December 13, 2018

Dear Ms. Deborah Ellis,

If you took one good look at me, you would see a petite, overlooked twelve-year old girl struggling to find her own path. Three months ago, I found myself stumbling upon a small, dark blue book with a girl looking from behind a fence and the bright words Moon at Nine illuminated on the front. While most people would probably have second thoughts about choosing a book that shows a girl with fear dancing in her eyes, I decided to look into her world and read this book. Something sparked in my eyes and I was intrigued to begin reading. Perhaps it is because I saw a little bit of myself in the main character, Farrin. Or perhaps she had a quality I wish I had: courage. Little did I know, this book would change the view I have of myself and my place in this world. As soon as I began reading about Farrin, a girl from Iran, I felt a connection to her actions of trying to fit in.

 Most people have told me to just be myself and that I shouldn't care about what other people think.
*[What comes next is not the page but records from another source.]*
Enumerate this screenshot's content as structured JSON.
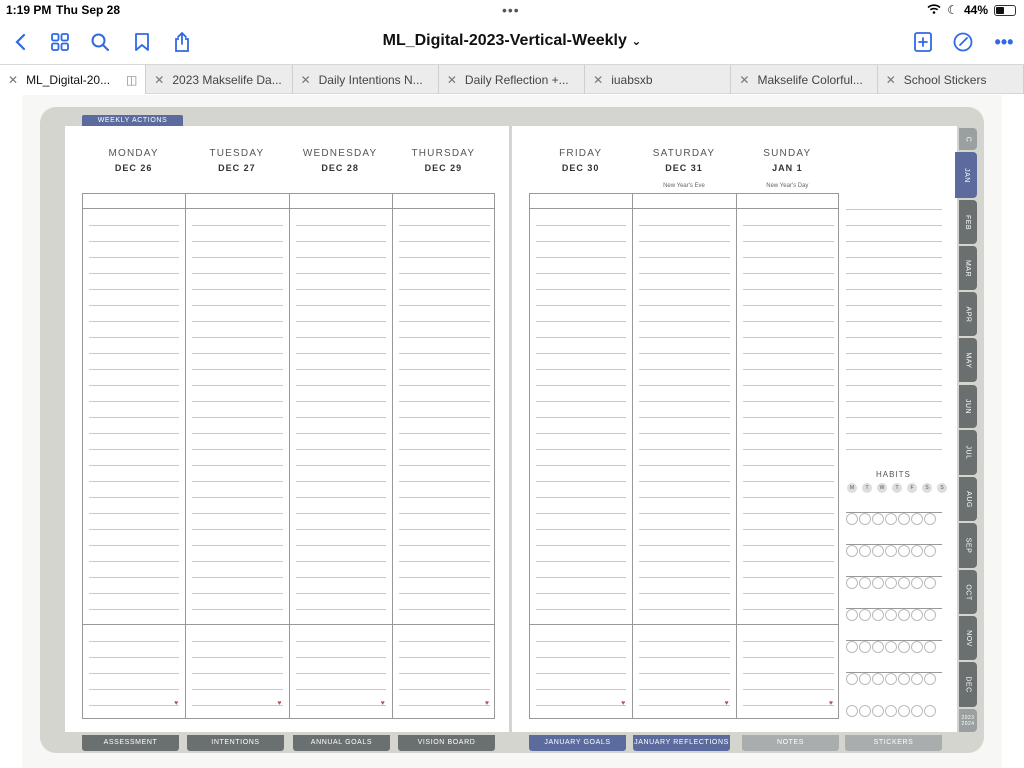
{
  "status": {
    "time": "1:19 PM",
    "date": "Thu Sep 28",
    "battery": "44%",
    "battery_level": 0.44
  },
  "toolbar": {
    "title": "ML_Digital-2023-Vertical-Weekly",
    "title_caret": "⌄"
  },
  "tabs": [
    {
      "label": "ML_Digital-20...",
      "active": true
    },
    {
      "label": "2023 Makselife Da..."
    },
    {
      "label": "Daily Intentions N..."
    },
    {
      "label": "Daily Reflection +..."
    },
    {
      "label": "iuabsxb"
    },
    {
      "label": "Makselife Colorful..."
    },
    {
      "label": "School Stickers"
    }
  ],
  "planner": {
    "weekly_actions_label": "WEEKLY ACTIONS",
    "days_left": [
      {
        "name": "MONDAY",
        "date": "DEC 26"
      },
      {
        "name": "TUESDAY",
        "date": "DEC 27"
      },
      {
        "name": "WEDNESDAY",
        "date": "DEC 28"
      },
      {
        "name": "THURSDAY",
        "date": "DEC 29"
      }
    ],
    "days_right": [
      {
        "name": "FRIDAY",
        "date": "DEC 30",
        "note": ""
      },
      {
        "name": "SATURDAY",
        "date": "DEC 31",
        "note": "New Year's Eve"
      },
      {
        "name": "SUNDAY",
        "date": "JAN 1",
        "note": "New Year's Day"
      }
    ],
    "habits_label": "HABITS",
    "habit_days": [
      "M",
      "T",
      "W",
      "T",
      "F",
      "S",
      "S"
    ],
    "month_tabs": [
      "C",
      "JAN",
      "FEB",
      "MAR",
      "APR",
      "MAY",
      "JUN",
      "JUL",
      "AUG",
      "SEP",
      "OCT",
      "NOV",
      "DEC",
      "2023 2024"
    ],
    "active_month": "JAN",
    "bottom_tabs": [
      {
        "label": "ASSESSMENT",
        "color": "#6a6f70"
      },
      {
        "label": "INTENTIONS",
        "color": "#6a6f70"
      },
      {
        "label": "ANNUAL GOALS",
        "color": "#6a6f70"
      },
      {
        "label": "VISION BOARD",
        "color": "#6a6f70"
      },
      {
        "label": "JANUARY GOALS",
        "color": "#5b6b9e"
      },
      {
        "label": "JANUARY REFLECTIONS",
        "color": "#5b6b9e"
      },
      {
        "label": "NOTES",
        "color": "#a9adad"
      },
      {
        "label": "STICKERS",
        "color": "#a9adad"
      }
    ]
  },
  "colors": {
    "accent": "#2f6ae6",
    "month_active": "#5b6b9e",
    "month_tab": "#6a6f70"
  }
}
I struggled to grasp this concept until I read your book. In Moon at Nine, the lesson was truly wired into my mind when I saw another character trying to come to grips with the same problem I struggled with at a young age. When Farrin attempted to avoid answering too many questions and tried to conceal her intelligence to prevent drawing attention to herself, I found myself relating to the idea of weaving myself in with the crowd.  I too have tried to avoid grabbing the attention of others.

Throughout elementary school and parts of middle school, I attempted to fit in and find where I belonged within my grade. When I was in fourth grade, I had a brief friendship with a girl in my class. I would always find myself left in the dust when playing with this "friend"  each time she was with others. When I felt like I wasn't fully included, I started trying to fit into her mold, behaving the way she did. I would often laugh at the things she would point out, not caring if it was kind or rude. Throughout my reading of this book, I discovered that I should not have tried to imitate her negative behavior behind people's backs.

I will never forget when I found out that Farrin and Sadira, another Iranian girl, were trying to hide their love for each other by acting like everyone else, in fear of being executed, I found myself connected to their reactions based on fear of being laughed at and humiliated. In early middle school, I found myself mocked for my asthma, just because I had a weird cough. Most people would give me a strange look and some would laugh at me because I looked bizarre.  I would often find it difficult to stand up for myself because I felt afraid. Most of the time, I would try to hide it by breathing normally, struggling to hold back my cough. In the past, I thought that it was acceptable to try to hide my cough, but after I read your book, I found out that you don't always have to be like everyone else.

When Farrin and Sadira admitted their love for each other, I felt as if a thousand pounds had hit me. I realized that no matter how much you try to change someone,  human personalities and desires can't be altered, and that it is important to be yourself. After reading that, I became more self aware, and did not want to hide who I truly was in order to fit in. Now when people make fun of my asthma, I think of your book and simply just ignore them because having asthma is simply a part of who I am as a person.

Later in the book, when Farrin refused to sign a confession admitting that she is lesbian, I felt that she was brave for standing up for herself under very extreme circumstances in which she could have been killed. Now, I also try to stand up for myself when people make fun of my asthma or my appearance.  

This book has changed me from a small, ignored person to a strong, courageous person. Thank you for clearing the blindness out of my eyes, and providing me with a story I will always carry in my heart. Thank you for giving me the courage to stand up for what I think is right.

 

Sincerely,

Asha Blewett 

Page last modified: April 3, 2019